“I remember my first week,” Clotet said. “I couldn’t talk. I was shy. I was kind of shocked and scared … When I had to translate, that was so hard.”

Hitting the fast forward button to the present day, she’s leading the Scarlet and Gray in scoring and into a postseason run as they get set to take on No. 10 Rutgers in the quarterfinals of the Big Ten Tournament.

A big reason she is at the forefront of the Buckeye attack is her relationship with Ohio State assistant coach Homero Pardi, a bond established before she ventured to Columbus.

Prior to joining the Buckeyes’ staff in 2014, Pardi was a coach at Rider University in New Jersey, where he mentored Esther’s sister, Carlota.

The link between Pardi and the Clotet family was forged at Rider and when he landed in Columbus, Esther became a top priority.

“When I finally got the job here, I had so much respect for Carlota and I started to get to know Esther,” he, now in his fifth season, said. “I needed to pass this experience and the love and joy I have for this place into someone else.”

Ohio State Buckeyes

“I needed to pass this experience and the love and joy I have for this place into someone else.”


A priority for Esther was that she wanted a place to combine school and field hockey, which is not as simple across the Atlantic as it is in the United States.

“Professors are much more helpful,” Esther said. “At home, if I were to go practice with the national team, they would say ‘ok but you’re going to miss your exam.’ Here, they are pretty flexible.”

Classroom flexibility was only one of the reasons Esther decided to come to Ohio State.

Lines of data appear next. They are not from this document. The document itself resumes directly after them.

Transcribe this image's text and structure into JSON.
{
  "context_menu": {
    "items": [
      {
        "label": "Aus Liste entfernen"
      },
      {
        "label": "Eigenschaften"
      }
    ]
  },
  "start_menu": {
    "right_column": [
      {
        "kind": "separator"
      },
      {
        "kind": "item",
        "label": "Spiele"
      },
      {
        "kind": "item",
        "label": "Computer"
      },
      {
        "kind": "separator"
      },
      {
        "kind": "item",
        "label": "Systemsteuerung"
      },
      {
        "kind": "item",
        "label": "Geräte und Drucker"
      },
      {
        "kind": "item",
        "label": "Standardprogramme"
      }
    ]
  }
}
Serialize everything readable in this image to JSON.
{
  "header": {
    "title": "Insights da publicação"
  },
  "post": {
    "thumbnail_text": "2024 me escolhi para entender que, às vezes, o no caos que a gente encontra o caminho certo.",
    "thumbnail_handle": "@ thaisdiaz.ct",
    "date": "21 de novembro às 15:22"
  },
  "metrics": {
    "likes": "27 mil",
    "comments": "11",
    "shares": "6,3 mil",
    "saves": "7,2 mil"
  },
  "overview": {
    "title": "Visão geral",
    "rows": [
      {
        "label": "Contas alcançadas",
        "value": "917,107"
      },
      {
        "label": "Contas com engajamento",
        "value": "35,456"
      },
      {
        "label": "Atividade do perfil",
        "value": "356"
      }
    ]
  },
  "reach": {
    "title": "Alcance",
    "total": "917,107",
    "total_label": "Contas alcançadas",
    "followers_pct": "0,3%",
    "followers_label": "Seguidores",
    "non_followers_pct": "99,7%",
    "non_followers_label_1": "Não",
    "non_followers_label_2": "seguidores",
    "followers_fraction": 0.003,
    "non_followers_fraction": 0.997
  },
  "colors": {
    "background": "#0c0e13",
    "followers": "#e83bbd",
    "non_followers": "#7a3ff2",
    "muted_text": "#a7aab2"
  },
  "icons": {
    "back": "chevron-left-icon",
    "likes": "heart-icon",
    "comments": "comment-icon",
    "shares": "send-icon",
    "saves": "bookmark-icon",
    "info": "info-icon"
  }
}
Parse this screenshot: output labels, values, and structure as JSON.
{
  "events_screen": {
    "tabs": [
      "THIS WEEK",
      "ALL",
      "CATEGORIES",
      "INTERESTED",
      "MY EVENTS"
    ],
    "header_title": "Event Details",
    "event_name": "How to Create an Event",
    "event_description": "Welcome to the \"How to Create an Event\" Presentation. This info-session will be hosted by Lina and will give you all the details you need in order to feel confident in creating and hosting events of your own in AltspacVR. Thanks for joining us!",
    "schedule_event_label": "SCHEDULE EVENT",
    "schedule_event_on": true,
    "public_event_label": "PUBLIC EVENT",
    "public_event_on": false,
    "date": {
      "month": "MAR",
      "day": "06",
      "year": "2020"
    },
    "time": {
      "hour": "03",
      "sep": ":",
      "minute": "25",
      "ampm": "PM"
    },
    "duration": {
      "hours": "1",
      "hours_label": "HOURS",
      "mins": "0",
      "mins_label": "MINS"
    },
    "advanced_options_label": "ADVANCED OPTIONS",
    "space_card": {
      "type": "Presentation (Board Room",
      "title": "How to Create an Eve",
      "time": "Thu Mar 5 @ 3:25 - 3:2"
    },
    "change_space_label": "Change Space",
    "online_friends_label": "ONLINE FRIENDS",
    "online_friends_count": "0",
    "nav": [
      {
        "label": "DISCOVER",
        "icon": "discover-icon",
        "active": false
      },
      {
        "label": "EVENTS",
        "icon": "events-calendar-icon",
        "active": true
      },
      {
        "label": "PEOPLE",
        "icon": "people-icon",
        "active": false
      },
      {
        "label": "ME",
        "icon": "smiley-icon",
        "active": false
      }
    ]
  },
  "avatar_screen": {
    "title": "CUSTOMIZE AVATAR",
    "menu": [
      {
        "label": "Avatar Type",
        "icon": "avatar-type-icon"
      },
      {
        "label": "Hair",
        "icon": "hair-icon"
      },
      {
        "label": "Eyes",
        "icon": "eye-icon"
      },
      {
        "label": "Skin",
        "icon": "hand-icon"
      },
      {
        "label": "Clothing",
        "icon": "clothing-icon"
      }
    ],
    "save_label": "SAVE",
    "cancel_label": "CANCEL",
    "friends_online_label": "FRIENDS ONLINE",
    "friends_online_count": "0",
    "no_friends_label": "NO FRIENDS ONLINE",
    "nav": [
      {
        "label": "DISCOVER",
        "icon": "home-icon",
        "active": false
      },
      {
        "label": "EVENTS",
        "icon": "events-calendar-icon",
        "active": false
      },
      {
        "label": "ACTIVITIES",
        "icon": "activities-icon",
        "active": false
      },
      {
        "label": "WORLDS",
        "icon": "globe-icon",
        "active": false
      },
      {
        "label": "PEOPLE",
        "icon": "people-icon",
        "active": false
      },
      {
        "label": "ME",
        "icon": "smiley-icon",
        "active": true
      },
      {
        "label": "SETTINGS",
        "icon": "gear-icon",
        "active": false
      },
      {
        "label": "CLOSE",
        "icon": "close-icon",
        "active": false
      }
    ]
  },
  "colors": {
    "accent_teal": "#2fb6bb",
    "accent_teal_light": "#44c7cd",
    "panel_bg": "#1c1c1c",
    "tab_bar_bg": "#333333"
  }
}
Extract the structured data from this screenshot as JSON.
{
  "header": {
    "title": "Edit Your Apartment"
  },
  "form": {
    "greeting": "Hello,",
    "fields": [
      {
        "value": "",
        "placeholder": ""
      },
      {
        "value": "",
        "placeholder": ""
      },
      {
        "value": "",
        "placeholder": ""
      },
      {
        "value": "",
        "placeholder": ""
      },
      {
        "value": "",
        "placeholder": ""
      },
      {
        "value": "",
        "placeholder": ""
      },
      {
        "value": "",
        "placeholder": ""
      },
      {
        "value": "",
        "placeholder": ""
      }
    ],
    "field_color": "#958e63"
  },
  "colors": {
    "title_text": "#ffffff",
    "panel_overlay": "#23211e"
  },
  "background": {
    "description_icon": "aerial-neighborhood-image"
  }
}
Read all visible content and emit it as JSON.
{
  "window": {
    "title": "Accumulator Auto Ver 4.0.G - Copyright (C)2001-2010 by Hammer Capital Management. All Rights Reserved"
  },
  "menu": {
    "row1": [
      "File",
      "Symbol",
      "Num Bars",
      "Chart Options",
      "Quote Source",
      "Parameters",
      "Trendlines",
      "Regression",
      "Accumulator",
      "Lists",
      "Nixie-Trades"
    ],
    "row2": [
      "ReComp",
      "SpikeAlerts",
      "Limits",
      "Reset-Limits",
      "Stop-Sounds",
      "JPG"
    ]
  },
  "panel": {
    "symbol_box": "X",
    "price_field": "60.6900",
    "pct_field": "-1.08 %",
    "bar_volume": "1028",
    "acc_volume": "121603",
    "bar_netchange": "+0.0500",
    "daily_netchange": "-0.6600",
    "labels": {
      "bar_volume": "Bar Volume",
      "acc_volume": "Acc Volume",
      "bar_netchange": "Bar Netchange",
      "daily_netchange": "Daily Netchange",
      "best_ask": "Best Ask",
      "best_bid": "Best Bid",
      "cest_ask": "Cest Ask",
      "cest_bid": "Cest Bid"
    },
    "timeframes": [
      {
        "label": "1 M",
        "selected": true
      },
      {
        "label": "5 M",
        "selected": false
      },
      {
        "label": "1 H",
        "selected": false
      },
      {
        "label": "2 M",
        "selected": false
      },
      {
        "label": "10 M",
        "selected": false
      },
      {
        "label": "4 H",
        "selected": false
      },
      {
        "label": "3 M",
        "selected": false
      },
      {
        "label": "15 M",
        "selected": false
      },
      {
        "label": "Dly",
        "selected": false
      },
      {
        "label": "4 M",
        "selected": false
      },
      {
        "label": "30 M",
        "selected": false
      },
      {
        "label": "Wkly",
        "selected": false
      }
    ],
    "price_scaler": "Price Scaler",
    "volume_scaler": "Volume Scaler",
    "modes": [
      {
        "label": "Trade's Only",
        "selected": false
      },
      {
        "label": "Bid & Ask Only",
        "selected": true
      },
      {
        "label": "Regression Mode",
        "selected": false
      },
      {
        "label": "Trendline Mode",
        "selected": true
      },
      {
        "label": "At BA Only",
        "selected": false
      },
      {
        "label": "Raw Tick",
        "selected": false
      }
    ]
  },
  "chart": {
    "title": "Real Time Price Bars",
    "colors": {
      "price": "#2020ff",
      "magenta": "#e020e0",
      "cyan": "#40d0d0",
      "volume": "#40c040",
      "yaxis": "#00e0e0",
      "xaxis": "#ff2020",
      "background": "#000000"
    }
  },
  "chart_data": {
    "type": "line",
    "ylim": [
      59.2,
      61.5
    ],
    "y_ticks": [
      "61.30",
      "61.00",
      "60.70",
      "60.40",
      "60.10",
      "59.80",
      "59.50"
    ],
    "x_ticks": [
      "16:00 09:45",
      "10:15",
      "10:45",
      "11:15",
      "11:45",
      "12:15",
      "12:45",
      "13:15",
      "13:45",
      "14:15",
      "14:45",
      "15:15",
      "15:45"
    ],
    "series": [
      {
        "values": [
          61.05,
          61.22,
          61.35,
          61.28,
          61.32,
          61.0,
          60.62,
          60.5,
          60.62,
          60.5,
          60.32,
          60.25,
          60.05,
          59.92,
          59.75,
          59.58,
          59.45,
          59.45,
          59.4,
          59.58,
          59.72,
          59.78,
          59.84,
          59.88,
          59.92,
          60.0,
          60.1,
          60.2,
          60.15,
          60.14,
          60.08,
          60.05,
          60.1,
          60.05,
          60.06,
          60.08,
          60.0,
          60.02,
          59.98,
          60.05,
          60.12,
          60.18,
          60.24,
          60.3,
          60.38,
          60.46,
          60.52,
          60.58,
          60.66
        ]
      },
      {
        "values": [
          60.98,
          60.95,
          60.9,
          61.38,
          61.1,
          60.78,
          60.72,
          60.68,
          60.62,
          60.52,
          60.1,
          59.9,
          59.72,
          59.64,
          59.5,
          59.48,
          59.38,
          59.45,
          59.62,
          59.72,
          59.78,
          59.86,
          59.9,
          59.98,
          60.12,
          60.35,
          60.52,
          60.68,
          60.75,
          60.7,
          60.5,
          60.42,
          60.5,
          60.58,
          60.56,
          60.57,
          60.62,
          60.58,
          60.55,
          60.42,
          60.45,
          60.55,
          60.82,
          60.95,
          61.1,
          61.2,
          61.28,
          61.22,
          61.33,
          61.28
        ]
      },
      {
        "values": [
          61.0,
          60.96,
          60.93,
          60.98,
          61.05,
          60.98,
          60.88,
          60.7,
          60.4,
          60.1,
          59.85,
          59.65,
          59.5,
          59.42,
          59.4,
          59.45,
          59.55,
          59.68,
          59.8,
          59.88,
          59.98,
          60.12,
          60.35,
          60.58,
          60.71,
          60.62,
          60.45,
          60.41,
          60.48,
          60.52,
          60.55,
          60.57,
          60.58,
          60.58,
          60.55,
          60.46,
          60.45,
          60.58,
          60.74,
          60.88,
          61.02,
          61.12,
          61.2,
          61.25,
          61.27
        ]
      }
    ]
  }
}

Competitive Big Ten field hockey, Pardi’s sales pitch of the Ohio State campus and a common bond of the Spanish language were all supplements for the player who would soon become a force on the Buckeye attacking front.

When she got to Columbus, however, she was reserved to say the least. While helping her through the early stages, Pardi had to force her to get out of the habit of using him as a crutch for her own benefit.

“I think I helped her with a little bit of tough love,” Pardi said. “I told her that I can’t be with you 24/7, translating for you and helping you. You have to do it on your own.’

That’s where the family environment that Buckeyes field hockey represents kicked in.

“I started meeting the girls and getting to know them,” Esther said. “They really helped me and were supporting me all the time.”


“I started meeting the girls and getting to know them. They really helped me and were supporting me all the time.”


Ask anyone around the team and they’ll tell you that she’s now the one initiating chatter.

“She’s constantly making us laugh on and off the field,” assistant coach Kate Lipton said. “She’s one you have to keep an eye on or she’ll come kick your stick out from underneath you. She’s definitely a good presence around the group.”

Ohio State Buckeyes

“She’s constantly making us laugh on and off the field. She’s one you have to keep an eye on or she’ll come kick your stick out from underneath you. She’s definitely a good presence around the group.”


Currently, Esther is having a career year with 10 goals and four assists. Her infectious smile is as wide as Buckeye Varsity Field.

She’s come quite a long way from those first few weeks.

 

Ohio State Buckeyes

“She’s not that little shy freshman from just outside of Barcelona,” Pardi said. “She’s a strong young woman who makes her own opinions, talks to her teammates, and is becoming a leader.”

On Sunday, she will look to lead the No. 23 Buckeyes past the Scarlet Knights and into the Big Ten semifinals.